▶ **Exercise input**
◆ ◆ ◆ ◆

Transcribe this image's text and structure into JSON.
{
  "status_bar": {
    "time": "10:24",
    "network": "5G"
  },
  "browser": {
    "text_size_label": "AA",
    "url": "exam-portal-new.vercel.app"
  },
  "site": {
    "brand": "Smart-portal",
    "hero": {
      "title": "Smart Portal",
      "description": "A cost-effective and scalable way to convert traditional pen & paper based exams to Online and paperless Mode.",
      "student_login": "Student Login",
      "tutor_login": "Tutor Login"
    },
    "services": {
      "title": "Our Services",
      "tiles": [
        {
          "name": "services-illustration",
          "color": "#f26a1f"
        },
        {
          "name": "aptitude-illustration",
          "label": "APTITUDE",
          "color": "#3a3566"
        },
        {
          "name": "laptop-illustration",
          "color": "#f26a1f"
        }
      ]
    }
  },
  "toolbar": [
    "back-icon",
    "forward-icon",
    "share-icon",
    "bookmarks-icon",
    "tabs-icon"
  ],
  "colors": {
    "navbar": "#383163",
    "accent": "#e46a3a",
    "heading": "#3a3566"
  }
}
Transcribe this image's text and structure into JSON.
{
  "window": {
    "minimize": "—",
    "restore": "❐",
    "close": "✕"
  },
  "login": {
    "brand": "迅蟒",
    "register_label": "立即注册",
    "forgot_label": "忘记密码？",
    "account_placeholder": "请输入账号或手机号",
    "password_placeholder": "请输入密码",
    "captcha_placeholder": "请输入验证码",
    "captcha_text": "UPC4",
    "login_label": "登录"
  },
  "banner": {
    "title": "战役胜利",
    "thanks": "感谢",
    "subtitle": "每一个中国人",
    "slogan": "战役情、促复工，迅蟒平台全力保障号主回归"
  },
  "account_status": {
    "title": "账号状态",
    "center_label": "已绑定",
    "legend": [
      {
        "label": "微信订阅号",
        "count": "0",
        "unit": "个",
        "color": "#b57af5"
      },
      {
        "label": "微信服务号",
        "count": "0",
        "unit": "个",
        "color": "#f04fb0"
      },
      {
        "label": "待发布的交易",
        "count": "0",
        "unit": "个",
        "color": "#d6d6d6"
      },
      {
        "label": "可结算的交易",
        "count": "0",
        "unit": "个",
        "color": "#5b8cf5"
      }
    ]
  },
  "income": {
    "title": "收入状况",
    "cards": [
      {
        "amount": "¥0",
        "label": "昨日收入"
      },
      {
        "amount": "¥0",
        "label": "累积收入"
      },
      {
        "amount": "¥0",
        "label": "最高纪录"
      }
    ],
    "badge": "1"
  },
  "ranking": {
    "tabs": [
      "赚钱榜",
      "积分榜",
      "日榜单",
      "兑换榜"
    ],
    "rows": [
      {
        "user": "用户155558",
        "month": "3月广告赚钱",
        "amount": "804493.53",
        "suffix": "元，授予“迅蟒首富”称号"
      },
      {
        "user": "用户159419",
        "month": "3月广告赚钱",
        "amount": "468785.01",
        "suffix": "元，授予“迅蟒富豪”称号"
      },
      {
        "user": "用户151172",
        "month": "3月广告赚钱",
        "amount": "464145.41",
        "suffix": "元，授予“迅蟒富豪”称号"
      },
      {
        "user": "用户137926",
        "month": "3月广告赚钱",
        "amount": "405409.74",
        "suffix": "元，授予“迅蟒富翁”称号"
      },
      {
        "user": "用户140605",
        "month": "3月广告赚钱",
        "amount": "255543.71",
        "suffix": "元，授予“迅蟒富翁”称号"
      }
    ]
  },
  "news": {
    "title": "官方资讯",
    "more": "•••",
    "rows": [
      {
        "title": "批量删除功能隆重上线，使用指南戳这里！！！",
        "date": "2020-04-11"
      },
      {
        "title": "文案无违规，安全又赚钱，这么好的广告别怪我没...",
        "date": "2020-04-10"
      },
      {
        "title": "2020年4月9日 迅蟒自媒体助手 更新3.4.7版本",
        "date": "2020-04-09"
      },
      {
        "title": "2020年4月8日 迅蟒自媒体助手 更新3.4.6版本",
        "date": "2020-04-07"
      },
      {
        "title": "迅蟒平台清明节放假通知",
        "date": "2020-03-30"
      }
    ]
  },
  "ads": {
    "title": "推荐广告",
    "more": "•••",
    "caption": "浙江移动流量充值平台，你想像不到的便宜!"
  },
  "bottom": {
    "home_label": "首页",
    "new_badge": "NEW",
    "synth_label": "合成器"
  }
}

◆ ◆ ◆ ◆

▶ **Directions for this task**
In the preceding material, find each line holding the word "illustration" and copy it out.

▶ **Solved problem**
          "name": "services-illustration",
          "name": "aptitude-illustration",
          "name": "laptop-illustration",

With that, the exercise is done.